*** Opening Records shown ***

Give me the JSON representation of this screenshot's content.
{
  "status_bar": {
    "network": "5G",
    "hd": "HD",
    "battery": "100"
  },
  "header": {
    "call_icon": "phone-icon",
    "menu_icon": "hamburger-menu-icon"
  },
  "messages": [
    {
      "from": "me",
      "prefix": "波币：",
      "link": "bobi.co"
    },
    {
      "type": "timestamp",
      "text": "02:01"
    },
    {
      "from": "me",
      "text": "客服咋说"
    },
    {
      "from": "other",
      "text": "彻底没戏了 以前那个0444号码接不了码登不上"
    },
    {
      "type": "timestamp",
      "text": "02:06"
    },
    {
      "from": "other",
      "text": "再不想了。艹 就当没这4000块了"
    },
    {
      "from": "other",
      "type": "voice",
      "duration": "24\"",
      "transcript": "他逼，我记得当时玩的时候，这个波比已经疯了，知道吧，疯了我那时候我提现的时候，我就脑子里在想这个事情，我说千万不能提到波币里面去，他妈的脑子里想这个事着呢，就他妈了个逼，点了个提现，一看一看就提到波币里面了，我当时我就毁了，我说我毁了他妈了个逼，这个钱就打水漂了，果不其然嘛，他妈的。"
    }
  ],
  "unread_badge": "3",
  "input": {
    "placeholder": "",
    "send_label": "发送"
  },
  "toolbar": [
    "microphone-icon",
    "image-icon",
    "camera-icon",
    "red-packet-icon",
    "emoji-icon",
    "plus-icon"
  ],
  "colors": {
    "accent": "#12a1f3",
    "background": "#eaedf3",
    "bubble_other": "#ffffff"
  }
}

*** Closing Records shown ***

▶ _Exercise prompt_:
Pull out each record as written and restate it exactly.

▶ _The answer_:
Give me the JSON representation of this screenshot's content.
{
  "status_bar": {
    "network": "5G",
    "hd": "HD",
    "battery": "100"
  },
  "header": {
    "call_icon": "phone-icon",
    "menu_icon": "hamburger-menu-icon"
  },
  "messages": [
    {
      "from": "me",
      "prefix": "波币：",
      "link": "bobi.co"
    },
    {
      "type": "timestamp",
      "text": "02:01"
    },
    {
      "from": "me",
      "text": "客服咋说"
    },
    {
      "from": "other",
      "text": "彻底没戏了 以前那个0444号码接不了码登不上"
    },
    {
      "type": "timestamp",
      "text": "02:06"
    },
    {
      "from": "other",
      "text": "再不想了。艹 就当没这4000块了"
    },
    {
      "from": "other",
      "type": "voice",
      "duration": "24\"",
      "transcript": "他逼，我记得当时玩的时候，这个波比已经疯了，知道吧，疯了我那时候我提现的时候，我就脑子里在想这个事情，我说千万不能提到波币里面去，他妈的脑子里想这个事着呢，就他妈了个逼，点了个提现，一看一看就提到波币里面了，我当时我就毁了，我说我毁了他妈了个逼，这个钱就打水漂了，果不其然嘛，他妈的。"
    }
  ],
  "unread_badge": "3",
  "input": {
    "placeholder": "",
    "send_label": "发送"
  },
  "toolbar": [
    "microphone-icon",
    "image-icon",
    "camera-icon",
    "red-packet-icon",
    "emoji-icon",
    "plus-icon"
  ],
  "colors": {
    "accent": "#12a1f3",
    "background": "#eaedf3",
    "bubble_other": "#ffffff"
  }
}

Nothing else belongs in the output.